Writing her final exam in health economics last month wasn’t exactly a labour of love for student Victoria Umanah, but as it turned out, it did involve labour of a different sort – the kind that produces a baby.
Right: York student Victoria Umanah with her son, Israel, and her new baby girl, Isabel
Umanah went into the evening exam on April 18 fully expecting to finish it. She thought she would have several more days to prepare for the birth of her second child. Her due date was two days after the exam, but her doctor assured her the baby wouldn’t be ready for another week.
“So that made me relax and go, ‘Okay, I can write my last exam,’” said Umanah, a third-year health management student in the Faculty of Health.
When she woke up that morning, she felt some cramping, but that was nothing unusual. It had happened before and with rest it went away. It started again around five that evening, but “I didn’t think, ‘Oh yes, this is labour.’ I thought with rest it would go away again.” She knew what labour felt like. After all, this was her second child; her first, Israel, is now two.
As it happened, she had barely finished half the exam when the cramping pain returned. She asked to go to the bathroom and by the time she re-emerged she knew it was definitely labour. What she didn’t know was just how close to delivering her baby she really was. Neither did economics Professor Neil Buckley (left). He was waiting with concern for her in the hallway outside one of the Stedman lecture halls where her classmates were still busily writing.

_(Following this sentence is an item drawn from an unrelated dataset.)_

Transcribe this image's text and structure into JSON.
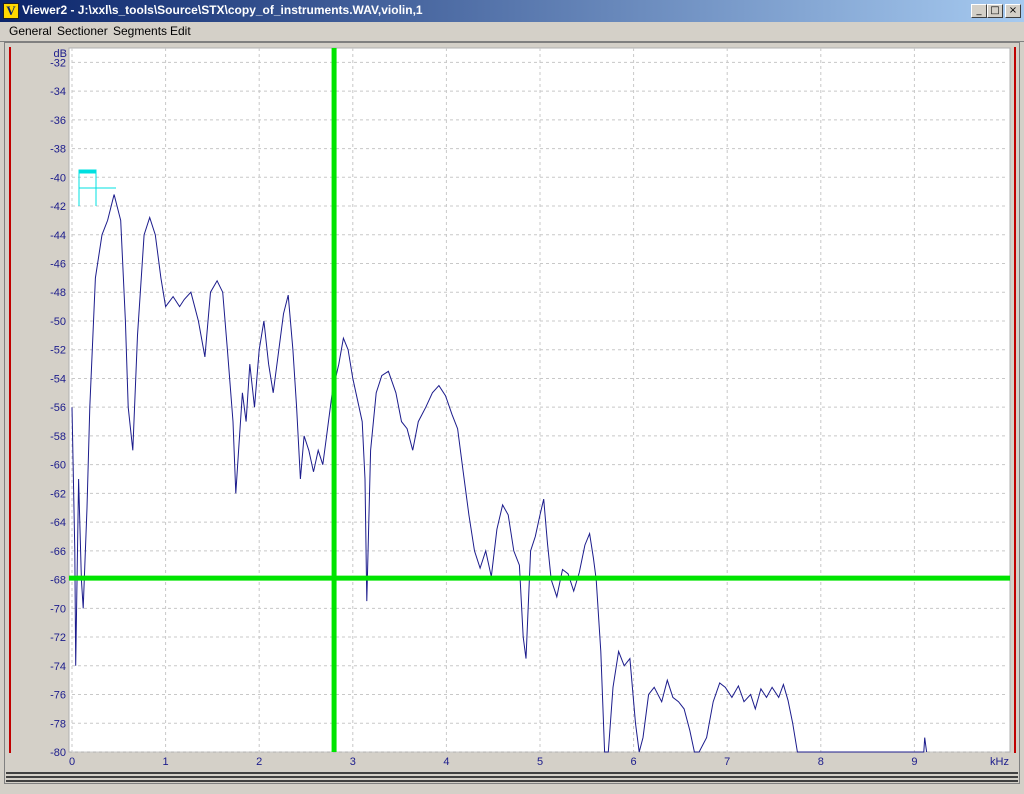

“Okay, so how are you feeling right now, the professor asked me,” said Umanah. “I told him, ‘I think I’m in labour,’ and his eyes were like, WHAT!” She told Buckley she wouldn’t be able to finish the exam and that she was going drive herself to the hospital. “I wasn’t really feeling it so hard. I thought I could drive,” she said. But Buckley knew Umanah should not be allowed to walk across campus to her car and drive herself to the hospital while she was in labour, no matter how insistent she was.
Right: Newborn baby Isabel Umanah doesn’t know how close she came to being delivered in a hallway at York University
Instead, he called York Security on his cellphone to let them know the situation. Maybe, he said, they could at least drive her to her car. What he was really hoping was that they would help to convince her she needed an ambulance to get her to the hospital safely. As Buckley was talking to Security, he said, it moved from Umanah looking worried to her looking sweaty and bent over. That’s when Buckley decided negotiations were over. He told Security to call an ambulance. A few minutes later, he was on the phone with a nurse.
“I was still thinking in my mind, ‘I can drive myself to the hospital’, but the professor was quite insistent that I don’t, then the contractions started coming so rapidly and stronger and I thought, ‘I don’t think I can go in my car anymore,’” said Umanah. At that point, she was all for having an ambulance.
Left: Victoria Umanah with a sleeping Isabel
The nurse told Buckley to time the contractions. “She said, ‘If it’s more than five minutes, we’re good, but it it’s less than five, you may have to deliver the baby,” said Buckley. The contractions were one minute and 50 seconds apart. Buckley felt the prickliness of panic, but there was no time to dwell on it. “Don’t let her stand up,” the nurse said to him. So, he helped Umanah to the floor. But he worried students would soon start coming out of the exam room and her head was too close to the door. Despite this, the nurse was clear in her directions to him – “Do not move her.” She also told him to get towels and water. But where could he get that at 8:30 at night? Instead, he took off his fleece jacket and put it under her head as a pillow, thinking he might have to use it to deliver the baby. “At that point, there was a lot of confusion. I couldn’t tell you how long it was. It seemed like forever,” said Buckley, adding Umanah “was a real trouper.”
When the ambulance seemed to be taking too long, Buckley left the security guard with Umanah, sent one of the students looking in one direction and he ran in the other. Buckley found the ambulance on the opposite side of the building and directed it to the right place.
Umanah arrived at the hospital shortly after 9pm. At 9:30pm, she gave birth to a seven-pound, three-ounce baby girl named Isabel. Mother and baby are healthy and happy.
A relieved Buckley, who received the Dean’s Award for Excellence in Teaching in 2009, can laugh about it now, but said, “I just can’t imagine what I’d have done without a cellphone. I put the nurse on speaker phone. Having her on the line, that was the saviour.” He saves his highest praise, however, for Umanah. “She never asked for special treatment, such as deferring her exam. She came and wrote it and when I marked it, she got 80 per cent on the half she wrote.”
She finished the course with an A grade.
Umanah plans to finish her degree next fall and hopes to go on to medical school after that.
By Sandra McLean, YFile writer